This is not to say that this strategy doesn’t occur in the wild. Pseudo-vivipary off the flowers in waterlilies has been observed in N. lasiophylla and N. prolifera; however, these tropical species are in the subgenus Hydrocallis and are not known to have been used in propagation. In both N. lasiophylla and N. prolifera, this vegetative propagation replaces sexual reproduction to the point where these plants in the wild rarely produce seed. Instead, they produce several generations of clones without leaving the parent plant.
Without knowing what triggers vivipary in hardy lilies, it is less likely to be a reliable propagation method for growers. I am currently experimenting with some N. ‘Colorado’ plantlets that were removed from the parent plant at different levels of development. These plantlets don’t seem to develop any substantial roots while still attached to the parent plant, so because of this, they don’t get established as easily. One curious thing that I’ve noted is that the first flower of the plantlet often doesn’t look like N. ‘Colorado.’

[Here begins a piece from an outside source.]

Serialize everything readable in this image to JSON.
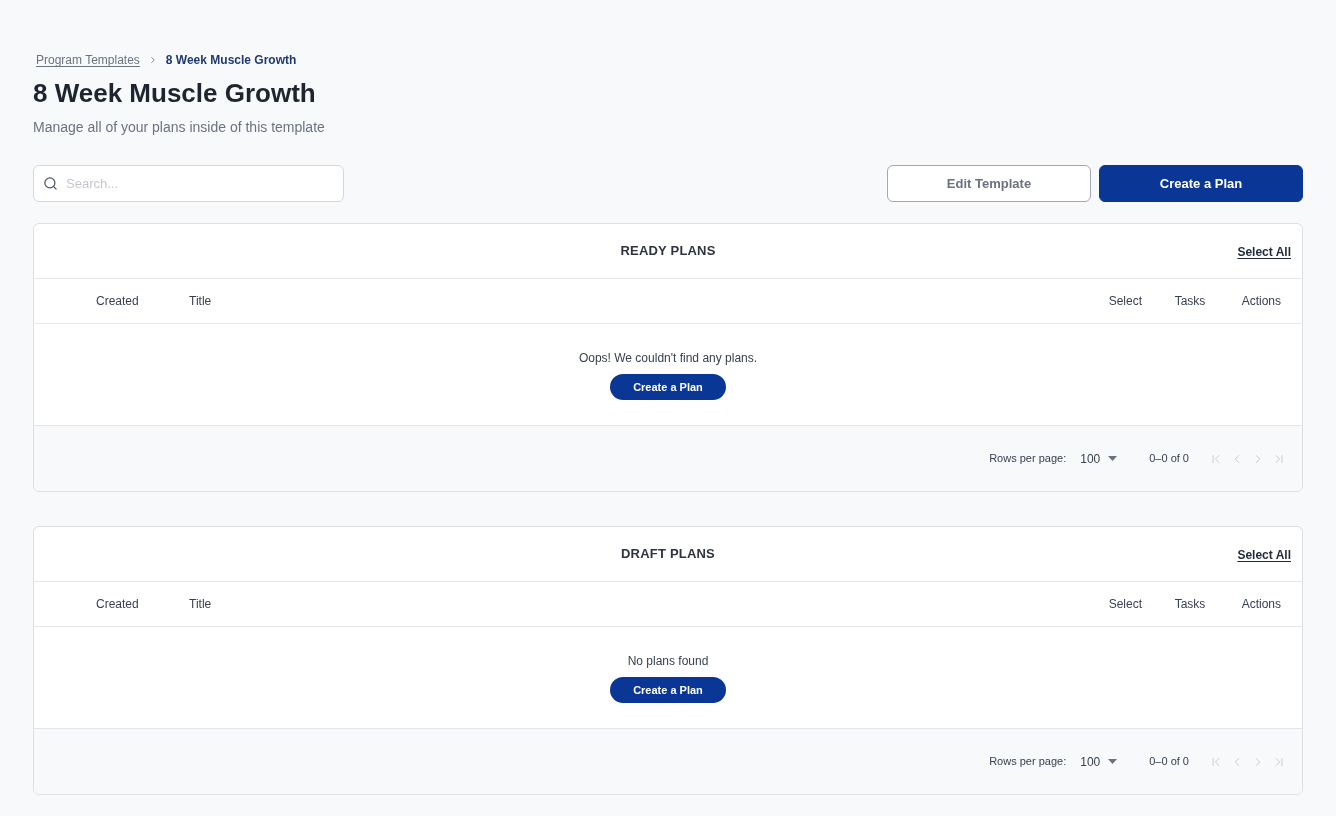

Several species of the sedge family (Cyperaceae) also exhibit alternate propagation strategies where new plantlets are grown from the base of the inflorescence or from the stems.
Umbrella palms Cyperus alternifolius and C. involucratus, Dwarf Papyrus (Cyperus isocladus) and Giant Papyrus (Cyperus papyrus) will produce new growth from the base of the inflorescence. This occurs mainly when the inflorescence is brought in contact with water. It’s not necessary to remove the stem from the parent plant to trigger this behavior. In C. isocladus, I have even seen it occur when the stem was merely bent down without actually touching the water.
A different member of the Cyperaceae family uses a slightly different strategy. Dwarf Bamboo (Dulichium arundinaceum) creates plantlets along the stem when floated in water. The plantlet will sprout from between the segments of the stem.
To encourage this behavior, simply bend the stems downward so that at least part of the stem is floating horizontally. Once the new plantlets have formed, the parent stem can be cut off and pushed gently or slightly submerged into wet soil.
Several species of the genus Nymphoides are also known to propagate viviparously by production of plantlets from leaves separated from the parent plant. This is part of why N. peltata (floating heart) can be so invasive and difficult to remove in earth-bottom ponds. The native water snowflake (N. cordata) also exhibits this behavior.
These propagation strategies allow aquatic plants to multiply quickly and take advantage of good growing conditions. It is not surprising that these plants have gotten so creative. In a natural environment, good growing conditions can be limited by many factors, such as water depth, clarity, temperature, sunlight, nutrients and predation. Plants are constantly jockeying for position, especially at the water’s edge, and they use these vegetative propagation strategies to try to outcompete their neighbors. As growers we can use these behaviors to our advantage, and we may even enhance or inhibit them through hybridization.